* EXERCISE DIRECTIONS:
Search the data below for the string "favicon". Extract every line that contains it.

[Dataset rows describing interfaces]
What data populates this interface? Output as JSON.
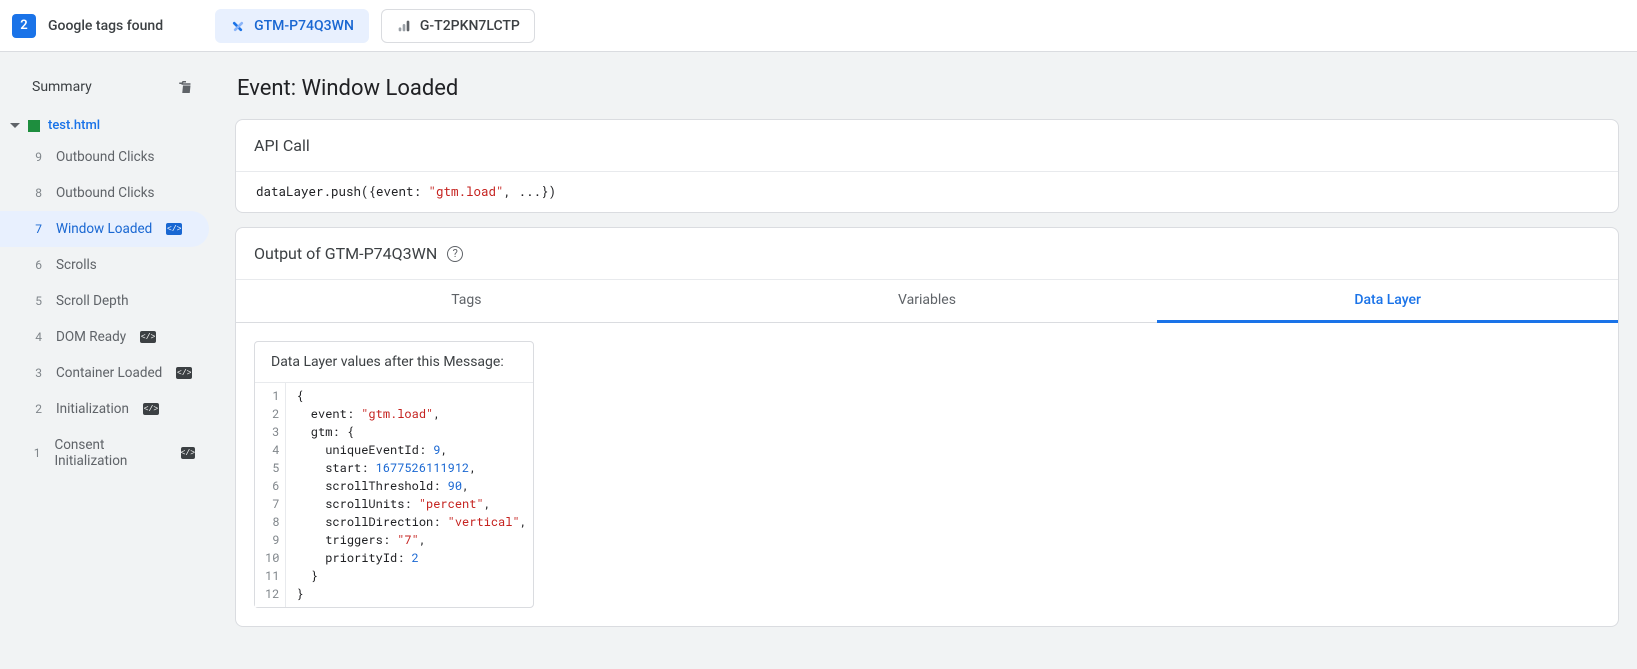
{
  "topbar": {
    "count": "2",
    "title": "Google tags found",
    "tags": [
      {
        "label": "GTM-P74Q3WN",
        "active": true,
        "kind": "gtm"
      },
      {
        "label": "G-T2PKN7LCTP",
        "active": false,
        "kind": "ga"
      }
    ]
  },
  "sidebar": {
    "summary_label": "Summary",
    "file_label": "test.html",
    "events": [
      {
        "n": "9",
        "label": "Outbound Clicks",
        "chip": false,
        "active": false
      },
      {
        "n": "8",
        "label": "Outbound Clicks",
        "chip": false,
        "active": false
      },
      {
        "n": "7",
        "label": "Window Loaded",
        "chip": true,
        "active": true
      },
      {
        "n": "6",
        "label": "Scrolls",
        "chip": false,
        "active": false
      },
      {
        "n": "5",
        "label": "Scroll Depth",
        "chip": false,
        "active": false
      },
      {
        "n": "4",
        "label": "DOM Ready",
        "chip": true,
        "active": false
      },
      {
        "n": "3",
        "label": "Container Loaded",
        "chip": true,
        "active": false
      },
      {
        "n": "2",
        "label": "Initialization",
        "chip": true,
        "active": false
      },
      {
        "n": "1",
        "label": "Consent Initialization",
        "chip": true,
        "active": false
      }
    ]
  },
  "page": {
    "title": "Event: Window Loaded"
  },
  "api_card": {
    "header": "API Call",
    "call_prefix": "dataLayer.push({event: ",
    "call_string": "\"gtm.load\"",
    "call_suffix": ", ...})"
  },
  "output_card": {
    "header": "Output of GTM-P74Q3WN",
    "tabs": [
      {
        "label": "Tags",
        "active": false
      },
      {
        "label": "Variables",
        "active": false
      },
      {
        "label": "Data Layer",
        "active": true
      }
    ],
    "dl_title": "Data Layer values after this Message:",
    "dl": {
      "event": "gtm.load",
      "uniqueEventId": 9,
      "start": 1677526111912,
      "scrollThreshold": 90,
      "scrollUnits": "percent",
      "scrollDirection": "vertical",
      "triggers": "7",
      "priorityId": 2
    }
  }
}
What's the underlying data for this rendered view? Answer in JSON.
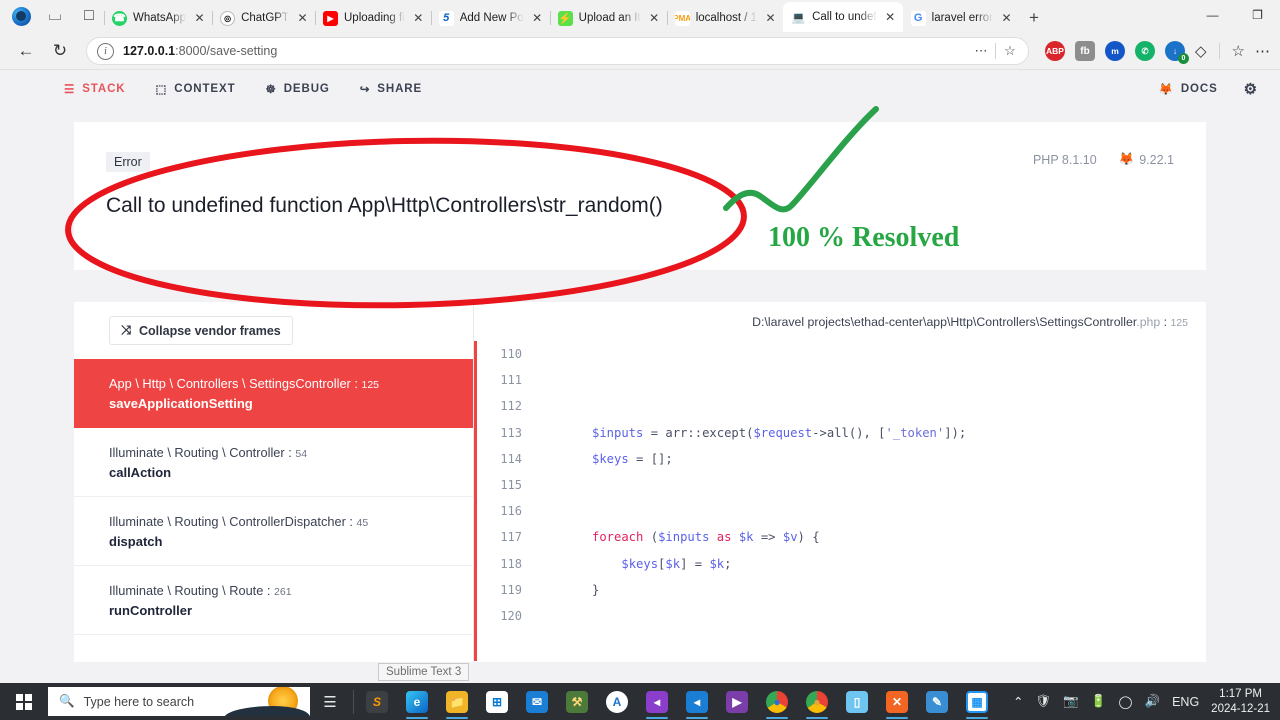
{
  "browser": {
    "window_buttons": {
      "minimize": "—",
      "restore": "❐",
      "close": "✕"
    },
    "tab_actions": {
      "new_tab": "+",
      "tab_search": "▼",
      "split": "❑",
      "workspaces": "❐"
    },
    "tabs": [
      {
        "title": "WhatsApp",
        "favicon": "whatsapp-icon",
        "glyph": "✆",
        "active": false
      },
      {
        "title": "ChatGPT",
        "favicon": "chatgpt-icon",
        "glyph": "◎",
        "active": false
      },
      {
        "title": "Uploading fi",
        "favicon": "youtube-icon",
        "glyph": "▶",
        "active": false
      },
      {
        "title": "Add New Po",
        "favicon": "wordpress-s5-icon",
        "glyph": "5",
        "active": false
      },
      {
        "title": "Upload an It",
        "favicon": "bolt-icon",
        "glyph": "⚡",
        "active": false
      },
      {
        "title": "localhost / 1",
        "favicon": "phpmyadmin-icon",
        "glyph": "PMA",
        "active": false
      },
      {
        "title": "Call to undef",
        "favicon": "laptop-icon",
        "glyph": "Ὃb",
        "active": true
      },
      {
        "title": "laravel error",
        "favicon": "google-icon",
        "glyph": "G",
        "active": false
      }
    ],
    "nav": {
      "back": "←",
      "reload": "↻"
    },
    "address": {
      "host": "127.0.0.1",
      "rest": ":8000/save-setting",
      "full": "127.0.0.1:8000/save-setting",
      "info_icon": "i"
    },
    "address_actions": {
      "more": "⋯",
      "favorite": "☆"
    },
    "extensions": [
      {
        "name": "adblock-plus-icon",
        "label": "ABP",
        "color": "#d9262c"
      },
      {
        "name": "fb-extension-icon",
        "label": "fb",
        "color": "#8d8d8d"
      },
      {
        "name": "messenger-extension-icon",
        "label": "m",
        "color": "#1456c7"
      },
      {
        "name": "whatsapp-extension-icon",
        "label": "✆",
        "color": "#15b36a"
      },
      {
        "name": "downloader-extension-icon",
        "label": "↓",
        "color": "#1a73c8",
        "badge": "0"
      }
    ],
    "toolbar_right": {
      "copilot": "◇",
      "collections": "☆",
      "settings_more": "⋯"
    }
  },
  "ignition": {
    "nav": [
      {
        "label": "STACK",
        "icon": "stack-icon",
        "glyph": "☰",
        "active": true
      },
      {
        "label": "CONTEXT",
        "icon": "context-icon",
        "glyph": "⬚",
        "active": false
      },
      {
        "label": "DEBUG",
        "icon": "debug-icon",
        "glyph": "☸",
        "active": false
      },
      {
        "label": "SHARE",
        "icon": "share-icon",
        "glyph": "↪",
        "active": false
      }
    ],
    "docs": {
      "label": "DOCS",
      "icon": "laravel-icon",
      "glyph": "ὒ5"
    },
    "settings_icon": "gear-icon",
    "error": {
      "badge": "Error",
      "message": "Call to undefined function App\\Http\\Controllers\\str_random()",
      "php_version": "PHP 8.1.10",
      "laravel_version": "9.22.1"
    },
    "collapse_button": {
      "label": "Collapse vendor frames",
      "icon": "collapse-icon",
      "glyph": "⤨"
    },
    "frames": [
      {
        "class": "App \\ Http \\ Controllers \\ SettingsController",
        "line": "125",
        "method": "saveApplicationSetting",
        "selected": true
      },
      {
        "class": "Illuminate \\ Routing \\ Controller",
        "line": "54",
        "method": "callAction",
        "selected": false
      },
      {
        "class": "Illuminate \\ Routing \\ ControllerDispatcher",
        "line": "45",
        "method": "dispatch",
        "selected": false
      },
      {
        "class": "Illuminate \\ Routing \\ Route",
        "line": "261",
        "method": "runController",
        "selected": false
      }
    ],
    "code": {
      "file_path": "D:\\laravel projects\\ethad-center\\app\\Http\\Controllers\\SettingsController",
      "file_ext": ".php",
      "file_line": "125",
      "lines": [
        {
          "num": "110",
          "text": ""
        },
        {
          "num": "111",
          "text": ""
        },
        {
          "num": "112",
          "text": ""
        },
        {
          "num": "113",
          "text": "$inputs = arr::except($request->all(), ['_token']);"
        },
        {
          "num": "114",
          "text": "$keys = [];"
        },
        {
          "num": "115",
          "text": ""
        },
        {
          "num": "116",
          "text": ""
        },
        {
          "num": "117",
          "text": "foreach ($inputs as $k => $v) {"
        },
        {
          "num": "118",
          "text": "    $keys[$k] = $k;"
        },
        {
          "num": "119",
          "text": "}"
        },
        {
          "num": "120",
          "text": ""
        }
      ]
    }
  },
  "annotations": {
    "resolved_text": "100 % Resolved",
    "ellipse_color": "#e8151c",
    "check_color": "#2aa14a",
    "resolved_color": "#27a744"
  },
  "tooltip": {
    "text": "Sublime Text 3"
  },
  "taskbar": {
    "start_icon": "windows-start-icon",
    "search_placeholder": "Type here to search",
    "search_icon": "search-icon",
    "taskview_icon": "task-view-icon",
    "apps": [
      {
        "name": "sublime-text-icon",
        "glyph": "S",
        "color": "#ff9800",
        "open": false
      },
      {
        "name": "edge-icon",
        "glyph": "e",
        "color": "#1f7fd4",
        "open": true
      },
      {
        "name": "file-explorer-icon",
        "glyph": "Ὄ1",
        "color": "#f0b429",
        "open": true
      },
      {
        "name": "microsoft-store-icon",
        "glyph": "⊞",
        "color": "#ffffff",
        "open": false
      },
      {
        "name": "mail-icon",
        "glyph": "✉",
        "color": "#1a7fd4",
        "open": false
      },
      {
        "name": "tools-icon",
        "glyph": "⚒",
        "color": "#d4b26a",
        "open": false
      },
      {
        "name": "android-studio-icon",
        "glyph": "A",
        "color": "#ffffff",
        "open": false
      },
      {
        "name": "vs-code-insiders-icon",
        "glyph": "⌨",
        "color": "#8a3ecb",
        "open": true
      },
      {
        "name": "vs-code-icon",
        "glyph": "⌨",
        "color": "#1a7fd4",
        "open": true
      },
      {
        "name": "video-editor-icon",
        "glyph": "▶",
        "color": "#7b3ea8",
        "open": false
      },
      {
        "name": "chrome-icon",
        "glyph": "◉",
        "color": "#34a853",
        "open": true
      },
      {
        "name": "chrome-canary-icon",
        "glyph": "◉",
        "color": "#e8a33d",
        "open": true
      },
      {
        "name": "notepad-icon",
        "glyph": "◧",
        "color": "#6ec6f0",
        "open": false
      },
      {
        "name": "xampp-icon",
        "glyph": "✕",
        "color": "#f26522",
        "open": true
      },
      {
        "name": "paint-icon",
        "glyph": "✎",
        "color": "#3a8fd4",
        "open": false
      },
      {
        "name": "app-icon",
        "glyph": "▫",
        "color": "#2196f3",
        "open": true
      }
    ],
    "tray": {
      "chevron": "⌃",
      "security_icon": "security-shield-icon",
      "camera_icon": "camera-icon",
      "battery_icon": "battery-icon",
      "wifi_icon": "wifi-icon",
      "volume_icon": "volume-icon",
      "language": "ENG",
      "time": "1:17 PM",
      "date": "2024-12-21"
    }
  }
}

* ANSWER FOR THE TASK:
        "favicon": "whatsapp-icon",
        "favicon": "chatgpt-icon",
        "favicon": "youtube-icon",
        "favicon": "wordpress-s5-icon",
        "favicon": "bolt-icon",
        "favicon": "phpmyadmin-icon",
        "favicon": "laptop-icon",
        "favicon": "google-icon",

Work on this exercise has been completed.